Maybe you can’t get away for an extended vacation in the near future or can’t spend lots on gifts this year, but you should be able to give yourself and those in your life the gift of a break. Try to take at least almost the whole day, one day a week off, or even all or most of two days each week off and do things that aren’t work related, and especially are fun, seasonal or relaxing. You’ll find that you’re more motivated during the rest of the week to get stuff done, and more prepared to move into the new year that is almost here.

What are you doing to relax and enjoy life this holiday season?

A Season of Good Tidings

Today is one of the last “titled” holiday shopping/spending days of the year, today is Giving Tuesday. The numbers so far are saying that it’s been a great past week for stores and lots of people were shopping both in store and online. I have hopes that the non-profits will get a good fraction of what was spent in stores over the past week, having seen quite a few emails already indicating organizations have match-donations in place, and last year having raised over 1 billion. But I think we all need a reminder from time to time though that this month is about more than finishing another calendar year and taking advantage of great deals, and take time to not just remember but appreciate and apply the sentiments behind Christmas (both secular and religious) and Hanukkah and Kwanzaa.

For people around the globe this month is supposed to be something special, a reminder that there is still good in the world, that we haven’t forgotten our fellow mankind, that peace can be a reality, that the light can beat the darkness, that maybe we can finally have some victories over the things that hold us back. Over the past week I’ve been a bit surprised and pleased by something, and I wanted to share it with you today, as we begin this holiday season.

On Wednesday before the Thanksgiving holiday I made a phone call to a government office and spoke with a very pleasant lady who was also very helpful at the end of the day no less. On Thursday I met some extended family for the first time and we had a fantastic time. On Friday while shopping all of the employees I encountered were not only helpful but had a very positive attitude. Also while shopping the majority of people I encountered were not only polite but also relaxed and patient, and even some who had holiday cheer.

Why share all this? Because for the first time in a long time, I have hope that maybe we’re making a difference in the world and people are getting the message that it really doesn’t pay to be a Scrooge or a Grinch, and that it’s much better to live your life with consideration and care for others, working together to make the world a better place. Some of the interactions I had with people this past week were a great reminder that it really doesn’t take much to make life a little easier, just a smile, kind word, willingness to help and/or positive attitude.

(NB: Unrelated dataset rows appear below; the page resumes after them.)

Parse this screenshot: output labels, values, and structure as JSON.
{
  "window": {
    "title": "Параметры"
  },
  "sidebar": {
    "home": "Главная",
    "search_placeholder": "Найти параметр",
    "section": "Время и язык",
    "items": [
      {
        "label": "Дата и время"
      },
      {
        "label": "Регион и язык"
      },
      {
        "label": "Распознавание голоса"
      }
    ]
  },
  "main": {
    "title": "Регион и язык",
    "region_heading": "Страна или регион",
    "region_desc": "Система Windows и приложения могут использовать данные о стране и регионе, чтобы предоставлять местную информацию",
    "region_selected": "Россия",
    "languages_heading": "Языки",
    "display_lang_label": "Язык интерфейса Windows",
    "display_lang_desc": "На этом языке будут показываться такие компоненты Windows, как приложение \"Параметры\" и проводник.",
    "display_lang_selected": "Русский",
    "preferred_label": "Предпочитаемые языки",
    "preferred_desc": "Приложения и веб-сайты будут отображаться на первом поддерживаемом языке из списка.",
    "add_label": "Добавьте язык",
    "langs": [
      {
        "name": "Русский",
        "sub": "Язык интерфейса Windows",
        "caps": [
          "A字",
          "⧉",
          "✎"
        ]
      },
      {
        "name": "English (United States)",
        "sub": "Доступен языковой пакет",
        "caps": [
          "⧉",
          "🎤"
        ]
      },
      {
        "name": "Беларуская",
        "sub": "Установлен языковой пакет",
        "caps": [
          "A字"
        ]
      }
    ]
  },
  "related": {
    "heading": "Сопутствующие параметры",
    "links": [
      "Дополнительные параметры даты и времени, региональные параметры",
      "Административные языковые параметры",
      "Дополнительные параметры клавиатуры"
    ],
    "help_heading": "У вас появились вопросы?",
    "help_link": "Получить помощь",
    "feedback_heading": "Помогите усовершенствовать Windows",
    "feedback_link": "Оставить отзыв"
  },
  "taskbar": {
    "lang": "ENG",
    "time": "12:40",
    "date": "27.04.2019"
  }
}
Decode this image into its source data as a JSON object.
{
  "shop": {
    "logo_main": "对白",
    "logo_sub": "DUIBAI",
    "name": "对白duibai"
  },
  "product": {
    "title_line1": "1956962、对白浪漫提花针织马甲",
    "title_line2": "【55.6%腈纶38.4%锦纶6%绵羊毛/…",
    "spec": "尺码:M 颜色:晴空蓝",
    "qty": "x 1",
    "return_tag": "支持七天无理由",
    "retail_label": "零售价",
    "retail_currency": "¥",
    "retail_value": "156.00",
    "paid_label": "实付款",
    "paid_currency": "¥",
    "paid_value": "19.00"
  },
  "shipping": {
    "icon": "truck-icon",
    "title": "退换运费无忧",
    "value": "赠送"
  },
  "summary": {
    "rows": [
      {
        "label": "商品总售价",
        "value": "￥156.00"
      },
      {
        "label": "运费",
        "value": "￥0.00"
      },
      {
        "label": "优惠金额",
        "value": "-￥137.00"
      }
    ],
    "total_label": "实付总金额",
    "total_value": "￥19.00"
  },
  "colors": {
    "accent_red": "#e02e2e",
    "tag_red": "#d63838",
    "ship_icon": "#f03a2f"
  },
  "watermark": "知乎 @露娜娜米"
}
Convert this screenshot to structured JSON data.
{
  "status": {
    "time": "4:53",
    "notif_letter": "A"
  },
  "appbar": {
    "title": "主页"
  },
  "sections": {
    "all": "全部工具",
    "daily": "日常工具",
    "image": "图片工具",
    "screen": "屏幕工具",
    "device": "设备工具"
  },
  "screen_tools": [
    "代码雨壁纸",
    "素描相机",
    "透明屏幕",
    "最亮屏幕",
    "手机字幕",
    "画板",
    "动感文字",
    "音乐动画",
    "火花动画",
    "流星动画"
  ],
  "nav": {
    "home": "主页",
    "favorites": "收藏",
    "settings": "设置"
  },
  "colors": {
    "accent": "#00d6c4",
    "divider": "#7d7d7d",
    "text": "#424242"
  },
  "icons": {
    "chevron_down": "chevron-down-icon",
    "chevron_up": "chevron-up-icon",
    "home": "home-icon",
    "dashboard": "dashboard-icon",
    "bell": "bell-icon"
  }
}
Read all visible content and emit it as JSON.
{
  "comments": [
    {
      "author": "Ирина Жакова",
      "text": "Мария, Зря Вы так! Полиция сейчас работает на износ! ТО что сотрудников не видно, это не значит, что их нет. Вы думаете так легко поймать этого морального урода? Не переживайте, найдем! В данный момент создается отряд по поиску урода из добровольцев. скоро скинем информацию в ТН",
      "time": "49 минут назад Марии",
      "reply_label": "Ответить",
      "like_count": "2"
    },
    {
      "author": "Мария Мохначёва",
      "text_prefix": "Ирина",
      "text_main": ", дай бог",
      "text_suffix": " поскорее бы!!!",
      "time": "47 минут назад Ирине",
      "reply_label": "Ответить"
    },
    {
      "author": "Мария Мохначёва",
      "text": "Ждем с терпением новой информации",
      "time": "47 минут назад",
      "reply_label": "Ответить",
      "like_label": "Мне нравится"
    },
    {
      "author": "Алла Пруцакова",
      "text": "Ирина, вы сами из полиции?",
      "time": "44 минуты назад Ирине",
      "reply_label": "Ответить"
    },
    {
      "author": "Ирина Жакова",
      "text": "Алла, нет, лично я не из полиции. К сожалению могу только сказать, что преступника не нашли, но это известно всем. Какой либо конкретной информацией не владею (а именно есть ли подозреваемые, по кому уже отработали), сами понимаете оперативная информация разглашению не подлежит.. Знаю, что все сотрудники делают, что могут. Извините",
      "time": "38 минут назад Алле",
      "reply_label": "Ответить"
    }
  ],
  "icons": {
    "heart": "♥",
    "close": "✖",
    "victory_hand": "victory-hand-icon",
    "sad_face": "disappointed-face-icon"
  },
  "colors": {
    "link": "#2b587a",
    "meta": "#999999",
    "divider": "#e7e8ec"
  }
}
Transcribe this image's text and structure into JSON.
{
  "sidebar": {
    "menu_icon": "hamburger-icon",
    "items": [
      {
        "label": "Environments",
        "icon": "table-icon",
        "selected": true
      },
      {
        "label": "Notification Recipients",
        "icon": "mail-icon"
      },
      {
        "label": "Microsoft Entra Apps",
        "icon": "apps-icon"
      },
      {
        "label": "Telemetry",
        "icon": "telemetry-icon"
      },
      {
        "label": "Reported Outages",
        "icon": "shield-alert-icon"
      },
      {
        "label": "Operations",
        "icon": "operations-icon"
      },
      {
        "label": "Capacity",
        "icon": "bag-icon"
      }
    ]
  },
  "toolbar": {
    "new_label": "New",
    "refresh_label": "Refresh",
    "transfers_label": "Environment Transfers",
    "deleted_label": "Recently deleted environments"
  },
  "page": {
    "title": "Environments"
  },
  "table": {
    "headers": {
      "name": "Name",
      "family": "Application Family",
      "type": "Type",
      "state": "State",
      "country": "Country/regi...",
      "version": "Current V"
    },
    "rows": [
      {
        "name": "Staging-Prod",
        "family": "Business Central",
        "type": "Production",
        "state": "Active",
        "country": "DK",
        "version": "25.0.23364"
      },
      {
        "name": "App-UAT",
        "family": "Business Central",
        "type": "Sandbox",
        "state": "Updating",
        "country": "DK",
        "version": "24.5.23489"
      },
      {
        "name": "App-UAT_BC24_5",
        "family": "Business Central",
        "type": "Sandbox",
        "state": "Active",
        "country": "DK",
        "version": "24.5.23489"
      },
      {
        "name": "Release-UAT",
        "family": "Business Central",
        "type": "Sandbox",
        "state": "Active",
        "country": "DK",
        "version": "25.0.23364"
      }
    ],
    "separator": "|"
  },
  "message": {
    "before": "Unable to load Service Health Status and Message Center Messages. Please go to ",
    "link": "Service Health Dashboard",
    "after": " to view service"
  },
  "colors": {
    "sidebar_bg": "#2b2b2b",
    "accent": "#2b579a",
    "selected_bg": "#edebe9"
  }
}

So as we head into this holiday season, I would encourage you to be of holiday cheer; to embody the things we’re taught in the Kwanzaa, Hanukkah, and both Christmas stories; and to let this be the most wonderful time of the year.